Just make sure that your emojis can render the same on every platform and device (see Mobile vs. Desktop, Part 1).

And If You’re Not a Believer: Read This (You Will Be)

There are multiple real reasons why emojis are good communication tools. AdWeek suggests that emojis communicate context, tone, and fun--in just one character.
More importantly, our reactions to emojis are biological. Images, more than words, trigger emotional responses. And those responses are triggered more rapidly, as our brains process images 60,000 times faster than text.

Yep, it’s only natural to react emotionally to visual images.
Yep, it’s only natural to react emotionally to visual images. - image source

Taken together, these factors can help consumers make that split-second decision to click on our ads instead of the competition. After all, most consumer buying is emotional, not logical.

Five Great Resources to Check Out ☟

Before you even start thinking about adding emojis to your Google AdWords campaigns, you have to speak emoji.
As you’d expect, there are a ton of sites out there that specialize in emoji creation, history, trends, etc. There’s even a cool one that shows you in real time the actual count of different emojis being used on Twitter (check that out here).
For those of you that want a more studied view, try these sites for useful information, tips, and updates:
Emojipedia – The encyclopedia for everything emoji and the official naming resource for the Unicode Standard, The Unicode Consortium’s character coding system. Browseable by platform.
Emojipedia Blog – The official blog for Emojipedia. Happily covers fun updates like “Google fixes burger emoji.”
Emoji Cheat Sheet – A one-page resource for emojis and their short codes.
Emoji Finder – A super easy “finder tool” that groups emojis by their platform.
Emoji Wikipedia – If you want to get your emoji geek on, this is a good place to start. It also has a good list of resources for future reference.
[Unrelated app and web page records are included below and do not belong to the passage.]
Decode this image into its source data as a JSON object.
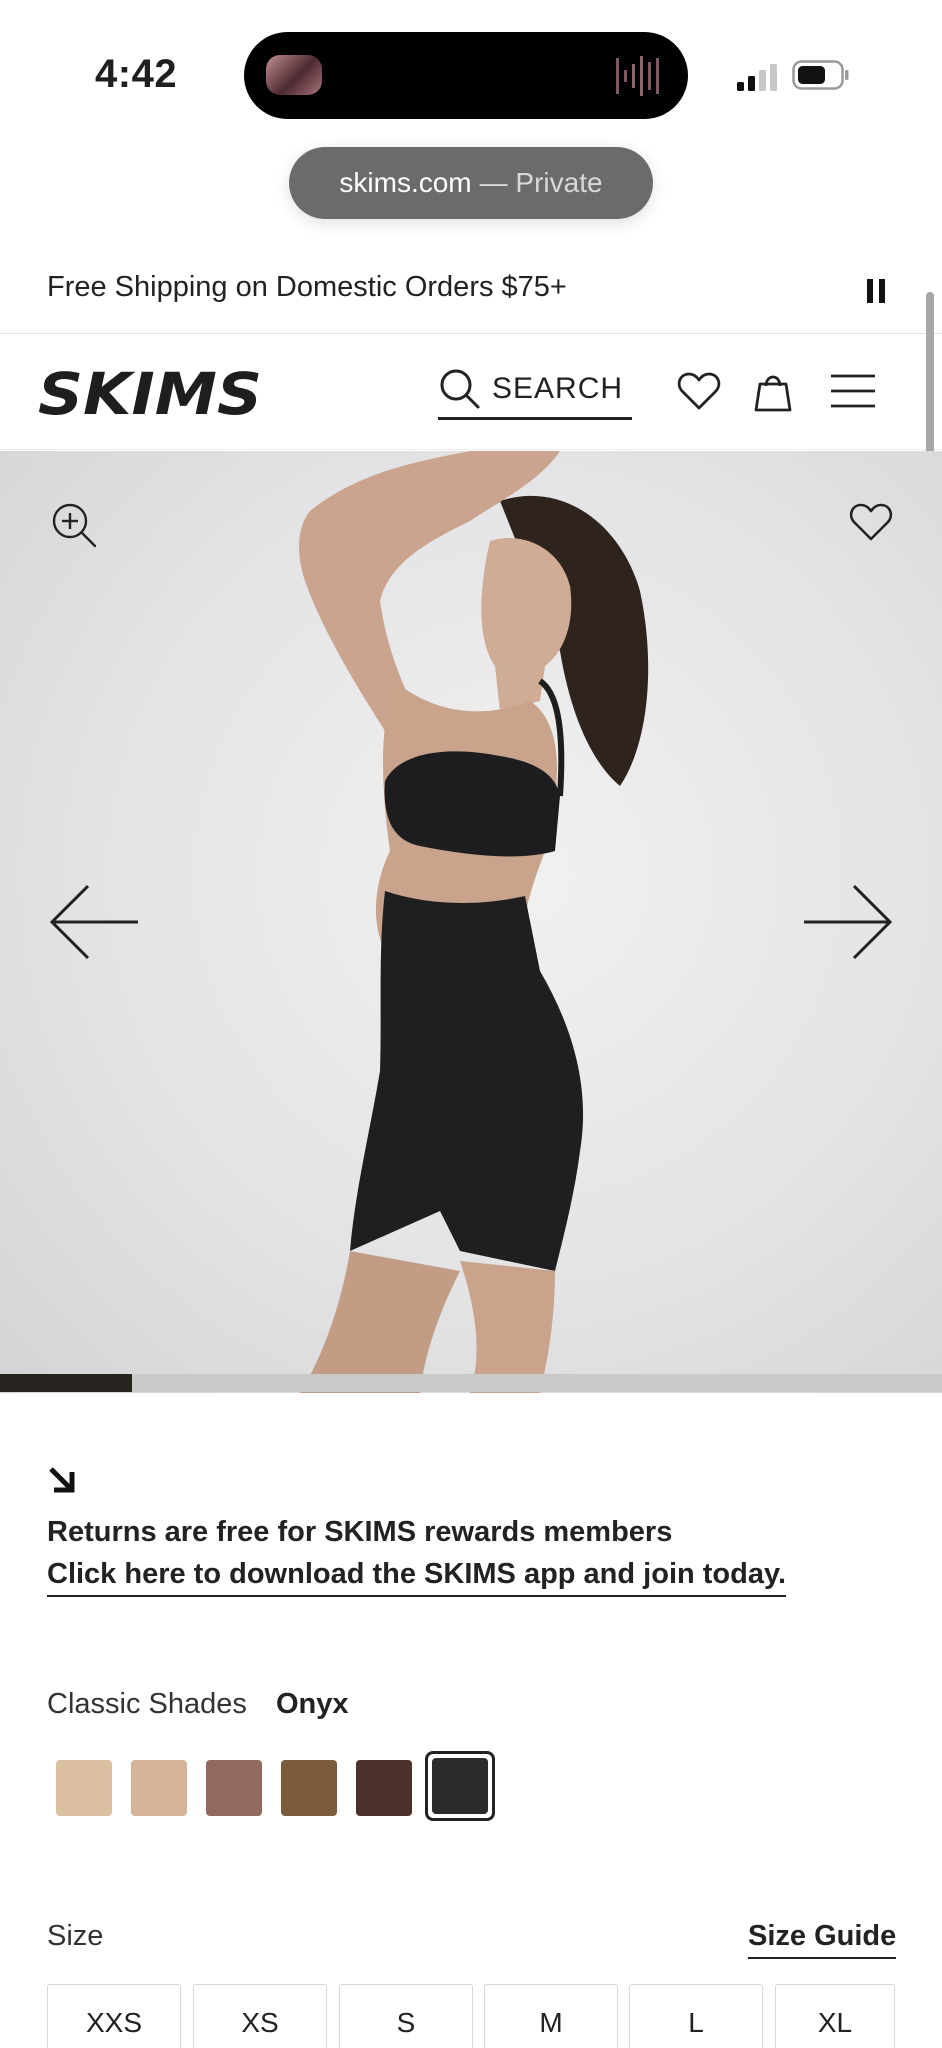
{
  "status_bar": {
    "time": "4:42",
    "signal_icon": "cellular-signal-icon",
    "battery_icon": "battery-icon"
  },
  "browser": {
    "domain": "skims.com",
    "mode": "— Private"
  },
  "announcement": {
    "text": "Free Shipping on Domestic Orders $75+",
    "pause_icon": "pause-icon"
  },
  "header": {
    "logo_text": "SKIMS",
    "search_label": "SEARCH",
    "icons": [
      "search-icon",
      "heart-icon",
      "bag-icon",
      "menu-icon"
    ]
  },
  "gallery": {
    "zoom_icon": "zoom-in-icon",
    "wishlist_icon": "heart-icon",
    "prev_icon": "arrow-left-icon",
    "next_icon": "arrow-right-icon",
    "progress_fraction": 0.14
  },
  "returns": {
    "line1": "Returns are free for SKIMS rewards members",
    "link": "Click here to download the SKIMS app and join today."
  },
  "shades": {
    "label": "Classic Shades",
    "selected": "Onyx",
    "colors": [
      "#dbbfa3",
      "#d4b59c",
      "#946a5e",
      "#7a5b3c",
      "#4b3129",
      "#2b2b2d"
    ]
  },
  "size": {
    "label": "Size",
    "guide_link": "Size Guide",
    "options": [
      "XXS",
      "XS",
      "S",
      "M",
      "L",
      "XL"
    ]
  },
  "colors": {
    "accent": "#222222",
    "progress": "#272420"
  }
}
Go Ahead, Give It a Try

Are you emoji’d out yet? I hope not. Even though the jury’s still out on Google AdWords emoji bidding, emoji usage in AdWords has a lot of promise--and we think it will be here to stay if fully rolled out.